_INPUT FOR THIS TASK_:
###

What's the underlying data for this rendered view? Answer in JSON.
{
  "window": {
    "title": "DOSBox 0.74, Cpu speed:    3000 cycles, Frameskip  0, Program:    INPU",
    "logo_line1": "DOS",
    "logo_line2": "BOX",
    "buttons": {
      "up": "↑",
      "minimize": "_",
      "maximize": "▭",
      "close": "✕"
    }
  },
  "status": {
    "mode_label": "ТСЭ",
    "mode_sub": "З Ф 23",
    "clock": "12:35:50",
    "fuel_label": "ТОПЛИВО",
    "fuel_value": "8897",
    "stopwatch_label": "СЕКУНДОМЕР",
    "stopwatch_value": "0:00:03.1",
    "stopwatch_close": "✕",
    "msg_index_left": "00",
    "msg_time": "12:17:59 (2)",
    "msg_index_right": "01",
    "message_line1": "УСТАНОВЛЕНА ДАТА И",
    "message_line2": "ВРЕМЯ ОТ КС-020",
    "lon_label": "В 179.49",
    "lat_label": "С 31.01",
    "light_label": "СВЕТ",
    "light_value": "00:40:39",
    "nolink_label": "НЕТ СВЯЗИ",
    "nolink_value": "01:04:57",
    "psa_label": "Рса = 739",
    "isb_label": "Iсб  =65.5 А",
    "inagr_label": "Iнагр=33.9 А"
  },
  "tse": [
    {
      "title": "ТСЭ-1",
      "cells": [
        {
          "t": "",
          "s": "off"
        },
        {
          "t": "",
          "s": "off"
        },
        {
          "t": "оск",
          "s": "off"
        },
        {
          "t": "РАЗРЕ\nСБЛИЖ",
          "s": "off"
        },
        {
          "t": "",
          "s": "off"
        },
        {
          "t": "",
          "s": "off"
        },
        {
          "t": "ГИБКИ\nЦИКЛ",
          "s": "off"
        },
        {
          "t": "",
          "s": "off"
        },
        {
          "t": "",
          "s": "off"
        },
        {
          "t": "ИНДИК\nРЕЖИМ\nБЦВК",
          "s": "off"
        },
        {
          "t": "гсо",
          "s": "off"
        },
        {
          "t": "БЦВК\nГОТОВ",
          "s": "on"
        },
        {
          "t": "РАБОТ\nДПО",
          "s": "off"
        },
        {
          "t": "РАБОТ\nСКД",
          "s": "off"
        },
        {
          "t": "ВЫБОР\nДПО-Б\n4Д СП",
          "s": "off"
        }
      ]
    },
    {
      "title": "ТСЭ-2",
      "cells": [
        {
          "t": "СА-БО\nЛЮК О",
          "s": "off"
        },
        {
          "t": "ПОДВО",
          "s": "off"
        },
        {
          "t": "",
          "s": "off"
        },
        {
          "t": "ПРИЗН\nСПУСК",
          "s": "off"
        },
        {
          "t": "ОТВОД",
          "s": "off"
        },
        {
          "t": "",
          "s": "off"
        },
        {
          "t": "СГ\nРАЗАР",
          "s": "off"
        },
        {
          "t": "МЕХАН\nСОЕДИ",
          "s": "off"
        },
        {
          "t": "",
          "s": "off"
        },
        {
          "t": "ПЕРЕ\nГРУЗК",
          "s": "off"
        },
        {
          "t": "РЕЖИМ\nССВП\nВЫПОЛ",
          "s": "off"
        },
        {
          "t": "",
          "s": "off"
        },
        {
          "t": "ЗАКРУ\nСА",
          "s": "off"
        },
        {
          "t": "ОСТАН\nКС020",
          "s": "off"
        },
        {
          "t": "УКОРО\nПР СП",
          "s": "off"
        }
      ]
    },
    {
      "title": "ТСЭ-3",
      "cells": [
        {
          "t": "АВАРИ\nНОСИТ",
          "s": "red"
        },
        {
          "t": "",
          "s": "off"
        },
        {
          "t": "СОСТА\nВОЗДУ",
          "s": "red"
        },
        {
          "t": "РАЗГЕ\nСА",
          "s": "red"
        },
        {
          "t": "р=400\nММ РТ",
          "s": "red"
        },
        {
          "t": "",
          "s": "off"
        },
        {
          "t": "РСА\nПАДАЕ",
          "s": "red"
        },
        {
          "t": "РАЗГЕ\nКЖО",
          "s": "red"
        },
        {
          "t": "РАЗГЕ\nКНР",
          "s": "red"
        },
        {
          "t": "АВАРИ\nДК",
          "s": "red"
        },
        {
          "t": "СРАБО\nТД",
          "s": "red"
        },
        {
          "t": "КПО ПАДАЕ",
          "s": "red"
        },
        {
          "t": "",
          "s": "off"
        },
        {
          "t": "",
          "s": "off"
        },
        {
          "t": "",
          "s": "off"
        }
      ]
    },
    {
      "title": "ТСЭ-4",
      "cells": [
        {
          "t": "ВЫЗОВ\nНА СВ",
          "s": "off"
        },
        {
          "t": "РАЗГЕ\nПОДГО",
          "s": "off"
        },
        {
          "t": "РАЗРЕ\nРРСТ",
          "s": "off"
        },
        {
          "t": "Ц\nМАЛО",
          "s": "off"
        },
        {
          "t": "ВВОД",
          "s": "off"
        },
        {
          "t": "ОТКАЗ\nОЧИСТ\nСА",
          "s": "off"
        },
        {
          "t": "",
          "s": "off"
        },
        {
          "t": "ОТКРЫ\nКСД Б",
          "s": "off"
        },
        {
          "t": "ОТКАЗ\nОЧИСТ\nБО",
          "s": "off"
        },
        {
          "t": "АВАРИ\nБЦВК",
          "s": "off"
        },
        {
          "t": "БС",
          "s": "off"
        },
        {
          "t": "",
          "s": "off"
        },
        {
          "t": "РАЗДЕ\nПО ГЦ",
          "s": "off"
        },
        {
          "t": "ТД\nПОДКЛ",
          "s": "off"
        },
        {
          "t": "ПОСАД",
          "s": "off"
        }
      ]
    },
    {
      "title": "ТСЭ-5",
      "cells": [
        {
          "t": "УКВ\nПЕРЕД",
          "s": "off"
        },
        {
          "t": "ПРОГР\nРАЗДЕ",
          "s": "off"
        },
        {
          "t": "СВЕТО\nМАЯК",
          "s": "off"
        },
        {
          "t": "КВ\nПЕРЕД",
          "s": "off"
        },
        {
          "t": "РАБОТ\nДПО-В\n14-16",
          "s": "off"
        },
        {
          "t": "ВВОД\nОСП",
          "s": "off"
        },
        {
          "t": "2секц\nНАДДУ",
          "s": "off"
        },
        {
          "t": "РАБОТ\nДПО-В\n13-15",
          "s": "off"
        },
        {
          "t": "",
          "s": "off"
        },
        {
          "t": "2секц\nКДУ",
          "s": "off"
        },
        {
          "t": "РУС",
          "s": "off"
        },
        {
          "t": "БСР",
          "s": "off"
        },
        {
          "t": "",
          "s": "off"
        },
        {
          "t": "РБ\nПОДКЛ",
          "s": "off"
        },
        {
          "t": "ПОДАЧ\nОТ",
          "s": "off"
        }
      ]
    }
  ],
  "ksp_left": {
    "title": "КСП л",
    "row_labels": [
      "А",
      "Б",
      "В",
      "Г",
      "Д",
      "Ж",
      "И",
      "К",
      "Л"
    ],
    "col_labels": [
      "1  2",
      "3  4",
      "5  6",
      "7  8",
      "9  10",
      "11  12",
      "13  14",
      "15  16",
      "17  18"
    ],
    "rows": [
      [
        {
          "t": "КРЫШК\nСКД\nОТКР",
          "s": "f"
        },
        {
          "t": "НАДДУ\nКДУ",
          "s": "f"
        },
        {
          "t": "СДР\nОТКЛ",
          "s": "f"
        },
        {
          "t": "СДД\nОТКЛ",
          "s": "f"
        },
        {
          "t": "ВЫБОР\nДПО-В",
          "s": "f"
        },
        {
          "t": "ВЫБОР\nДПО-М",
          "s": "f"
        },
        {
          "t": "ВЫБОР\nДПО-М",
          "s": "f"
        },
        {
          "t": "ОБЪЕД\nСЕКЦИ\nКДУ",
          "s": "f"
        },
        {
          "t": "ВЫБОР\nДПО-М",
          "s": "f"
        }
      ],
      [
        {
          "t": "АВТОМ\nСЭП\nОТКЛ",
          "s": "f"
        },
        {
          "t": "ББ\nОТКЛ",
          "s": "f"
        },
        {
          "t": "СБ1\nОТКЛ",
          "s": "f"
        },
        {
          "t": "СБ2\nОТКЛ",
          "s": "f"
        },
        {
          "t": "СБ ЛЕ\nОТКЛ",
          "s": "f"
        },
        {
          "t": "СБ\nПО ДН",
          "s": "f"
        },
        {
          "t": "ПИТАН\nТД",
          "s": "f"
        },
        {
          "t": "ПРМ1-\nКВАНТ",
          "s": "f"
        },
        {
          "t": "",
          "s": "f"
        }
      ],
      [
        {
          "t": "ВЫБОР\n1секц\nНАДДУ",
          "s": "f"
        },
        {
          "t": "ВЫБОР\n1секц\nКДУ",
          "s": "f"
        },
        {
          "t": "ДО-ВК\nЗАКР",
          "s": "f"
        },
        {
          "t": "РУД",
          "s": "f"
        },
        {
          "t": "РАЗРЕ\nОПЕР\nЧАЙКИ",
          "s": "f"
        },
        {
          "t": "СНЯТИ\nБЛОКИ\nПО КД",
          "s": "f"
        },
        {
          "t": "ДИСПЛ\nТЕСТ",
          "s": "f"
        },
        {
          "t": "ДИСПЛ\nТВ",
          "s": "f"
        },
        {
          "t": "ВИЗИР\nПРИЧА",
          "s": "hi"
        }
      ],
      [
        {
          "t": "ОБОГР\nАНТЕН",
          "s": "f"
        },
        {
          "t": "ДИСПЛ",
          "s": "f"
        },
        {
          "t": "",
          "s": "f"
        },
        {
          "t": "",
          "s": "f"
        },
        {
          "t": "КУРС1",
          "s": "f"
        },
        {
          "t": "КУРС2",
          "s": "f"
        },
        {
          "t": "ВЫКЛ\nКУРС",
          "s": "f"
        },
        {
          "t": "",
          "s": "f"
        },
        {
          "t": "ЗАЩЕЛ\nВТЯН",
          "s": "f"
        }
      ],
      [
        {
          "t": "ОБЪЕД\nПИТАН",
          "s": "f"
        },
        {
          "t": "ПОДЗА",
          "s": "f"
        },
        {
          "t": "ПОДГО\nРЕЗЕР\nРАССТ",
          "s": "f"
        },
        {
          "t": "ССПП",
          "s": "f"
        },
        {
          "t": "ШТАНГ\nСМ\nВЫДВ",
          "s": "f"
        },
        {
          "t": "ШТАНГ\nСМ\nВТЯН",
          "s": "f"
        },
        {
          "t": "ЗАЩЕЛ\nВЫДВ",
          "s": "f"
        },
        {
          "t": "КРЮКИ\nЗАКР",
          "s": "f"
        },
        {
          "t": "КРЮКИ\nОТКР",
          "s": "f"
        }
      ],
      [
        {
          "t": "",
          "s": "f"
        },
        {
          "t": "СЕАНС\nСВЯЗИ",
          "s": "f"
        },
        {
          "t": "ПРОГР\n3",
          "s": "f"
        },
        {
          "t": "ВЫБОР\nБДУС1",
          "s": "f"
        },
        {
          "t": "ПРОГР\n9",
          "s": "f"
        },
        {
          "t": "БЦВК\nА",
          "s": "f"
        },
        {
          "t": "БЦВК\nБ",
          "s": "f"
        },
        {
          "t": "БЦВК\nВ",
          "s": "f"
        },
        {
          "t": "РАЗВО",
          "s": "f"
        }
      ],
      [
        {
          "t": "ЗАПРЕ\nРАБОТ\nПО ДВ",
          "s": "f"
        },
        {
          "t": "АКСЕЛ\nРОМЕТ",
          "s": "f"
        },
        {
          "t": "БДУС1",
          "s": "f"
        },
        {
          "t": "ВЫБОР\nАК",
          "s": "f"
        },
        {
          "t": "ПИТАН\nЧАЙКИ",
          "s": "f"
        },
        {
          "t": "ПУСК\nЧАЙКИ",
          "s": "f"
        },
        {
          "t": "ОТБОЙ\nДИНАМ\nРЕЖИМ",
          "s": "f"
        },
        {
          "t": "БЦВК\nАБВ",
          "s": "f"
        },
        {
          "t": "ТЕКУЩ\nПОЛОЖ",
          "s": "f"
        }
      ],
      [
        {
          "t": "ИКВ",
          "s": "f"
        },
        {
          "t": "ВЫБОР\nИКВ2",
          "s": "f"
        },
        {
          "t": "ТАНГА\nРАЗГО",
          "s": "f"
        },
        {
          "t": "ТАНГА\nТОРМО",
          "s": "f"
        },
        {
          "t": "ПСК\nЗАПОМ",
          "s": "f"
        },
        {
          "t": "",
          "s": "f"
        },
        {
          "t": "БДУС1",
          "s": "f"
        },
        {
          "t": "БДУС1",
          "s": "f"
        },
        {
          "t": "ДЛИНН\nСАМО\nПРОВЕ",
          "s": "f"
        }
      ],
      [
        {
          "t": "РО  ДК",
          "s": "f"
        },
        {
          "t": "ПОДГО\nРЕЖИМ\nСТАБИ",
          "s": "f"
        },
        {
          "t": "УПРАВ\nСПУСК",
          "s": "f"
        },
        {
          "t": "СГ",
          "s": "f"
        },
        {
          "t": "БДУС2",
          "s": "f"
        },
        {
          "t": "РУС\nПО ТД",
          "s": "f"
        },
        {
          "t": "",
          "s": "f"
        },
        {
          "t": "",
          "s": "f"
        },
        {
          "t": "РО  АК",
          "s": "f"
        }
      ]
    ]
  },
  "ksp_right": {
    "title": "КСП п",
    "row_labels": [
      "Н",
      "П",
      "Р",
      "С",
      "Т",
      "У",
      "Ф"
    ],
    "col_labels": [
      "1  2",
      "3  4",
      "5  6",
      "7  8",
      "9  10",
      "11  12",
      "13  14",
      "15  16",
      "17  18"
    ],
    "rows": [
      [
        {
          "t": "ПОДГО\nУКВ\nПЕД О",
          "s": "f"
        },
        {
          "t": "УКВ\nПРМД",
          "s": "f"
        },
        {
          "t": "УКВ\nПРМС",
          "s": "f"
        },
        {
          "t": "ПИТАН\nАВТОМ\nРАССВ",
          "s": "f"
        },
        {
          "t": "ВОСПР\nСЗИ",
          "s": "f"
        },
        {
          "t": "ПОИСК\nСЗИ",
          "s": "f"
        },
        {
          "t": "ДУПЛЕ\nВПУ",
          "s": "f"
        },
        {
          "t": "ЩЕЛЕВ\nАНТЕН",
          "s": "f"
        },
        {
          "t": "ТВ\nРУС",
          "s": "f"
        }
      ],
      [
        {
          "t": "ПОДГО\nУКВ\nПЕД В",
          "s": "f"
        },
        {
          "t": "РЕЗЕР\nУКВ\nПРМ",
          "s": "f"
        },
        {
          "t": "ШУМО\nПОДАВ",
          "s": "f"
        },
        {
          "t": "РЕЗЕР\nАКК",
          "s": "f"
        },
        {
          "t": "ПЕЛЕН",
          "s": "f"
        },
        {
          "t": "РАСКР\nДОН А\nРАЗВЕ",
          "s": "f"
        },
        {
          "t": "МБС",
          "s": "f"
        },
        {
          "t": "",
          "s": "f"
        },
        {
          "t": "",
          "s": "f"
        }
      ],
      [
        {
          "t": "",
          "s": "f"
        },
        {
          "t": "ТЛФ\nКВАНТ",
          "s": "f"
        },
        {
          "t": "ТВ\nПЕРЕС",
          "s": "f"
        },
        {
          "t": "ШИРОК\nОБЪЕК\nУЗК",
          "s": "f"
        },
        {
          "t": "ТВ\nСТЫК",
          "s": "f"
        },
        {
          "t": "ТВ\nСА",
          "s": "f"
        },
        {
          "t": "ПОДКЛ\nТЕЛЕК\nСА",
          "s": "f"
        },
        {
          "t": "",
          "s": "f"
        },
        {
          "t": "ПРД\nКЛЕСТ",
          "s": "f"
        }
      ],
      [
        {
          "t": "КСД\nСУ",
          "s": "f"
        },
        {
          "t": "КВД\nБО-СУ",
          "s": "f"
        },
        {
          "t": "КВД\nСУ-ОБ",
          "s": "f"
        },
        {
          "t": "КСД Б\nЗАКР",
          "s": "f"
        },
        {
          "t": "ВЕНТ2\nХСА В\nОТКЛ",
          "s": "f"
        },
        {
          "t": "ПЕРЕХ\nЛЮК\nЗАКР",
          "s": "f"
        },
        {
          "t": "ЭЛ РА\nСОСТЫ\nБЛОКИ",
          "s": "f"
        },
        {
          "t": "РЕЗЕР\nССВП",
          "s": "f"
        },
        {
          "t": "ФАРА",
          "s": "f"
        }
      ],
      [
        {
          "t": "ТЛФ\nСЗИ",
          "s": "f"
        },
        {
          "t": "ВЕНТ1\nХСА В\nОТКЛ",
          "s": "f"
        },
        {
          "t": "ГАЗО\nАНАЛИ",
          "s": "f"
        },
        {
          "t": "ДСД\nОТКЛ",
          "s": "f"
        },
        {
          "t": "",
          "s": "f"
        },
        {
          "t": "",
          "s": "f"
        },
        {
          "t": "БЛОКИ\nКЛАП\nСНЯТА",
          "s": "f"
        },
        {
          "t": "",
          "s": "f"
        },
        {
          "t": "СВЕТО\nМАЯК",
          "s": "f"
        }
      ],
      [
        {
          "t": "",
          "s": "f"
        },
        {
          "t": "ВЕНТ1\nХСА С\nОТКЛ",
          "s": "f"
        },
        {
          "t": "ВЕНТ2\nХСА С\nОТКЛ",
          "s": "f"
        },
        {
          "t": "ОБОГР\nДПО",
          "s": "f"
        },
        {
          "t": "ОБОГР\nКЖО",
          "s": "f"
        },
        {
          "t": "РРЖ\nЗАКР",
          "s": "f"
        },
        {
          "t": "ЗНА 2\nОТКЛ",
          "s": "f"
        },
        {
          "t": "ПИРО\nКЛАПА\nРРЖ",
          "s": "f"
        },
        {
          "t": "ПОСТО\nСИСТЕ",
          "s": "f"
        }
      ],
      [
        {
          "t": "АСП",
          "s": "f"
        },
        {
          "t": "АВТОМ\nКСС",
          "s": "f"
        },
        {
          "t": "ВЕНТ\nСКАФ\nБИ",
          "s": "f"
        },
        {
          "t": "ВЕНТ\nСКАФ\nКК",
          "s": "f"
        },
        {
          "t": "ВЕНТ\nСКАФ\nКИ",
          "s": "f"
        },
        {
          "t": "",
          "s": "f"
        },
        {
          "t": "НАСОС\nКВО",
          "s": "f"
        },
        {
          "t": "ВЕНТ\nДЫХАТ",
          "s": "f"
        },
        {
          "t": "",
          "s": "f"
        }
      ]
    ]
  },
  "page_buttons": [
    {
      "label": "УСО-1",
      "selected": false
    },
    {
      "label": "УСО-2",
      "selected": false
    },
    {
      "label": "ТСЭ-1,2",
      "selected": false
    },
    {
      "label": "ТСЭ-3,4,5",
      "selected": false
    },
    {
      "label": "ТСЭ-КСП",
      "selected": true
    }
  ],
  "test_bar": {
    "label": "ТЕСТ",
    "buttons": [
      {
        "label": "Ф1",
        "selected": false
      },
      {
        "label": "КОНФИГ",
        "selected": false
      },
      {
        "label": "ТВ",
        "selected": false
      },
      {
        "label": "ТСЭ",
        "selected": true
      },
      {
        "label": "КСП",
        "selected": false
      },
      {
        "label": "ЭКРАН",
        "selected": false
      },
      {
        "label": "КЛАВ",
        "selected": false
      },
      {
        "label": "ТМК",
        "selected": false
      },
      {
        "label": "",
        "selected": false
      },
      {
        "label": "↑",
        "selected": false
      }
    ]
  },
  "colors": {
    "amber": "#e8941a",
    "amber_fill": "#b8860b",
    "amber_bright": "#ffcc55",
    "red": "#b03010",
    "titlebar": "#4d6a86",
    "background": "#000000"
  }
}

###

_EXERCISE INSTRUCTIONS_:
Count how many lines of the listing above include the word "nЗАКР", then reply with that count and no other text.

_ANSWER SPACE_:
5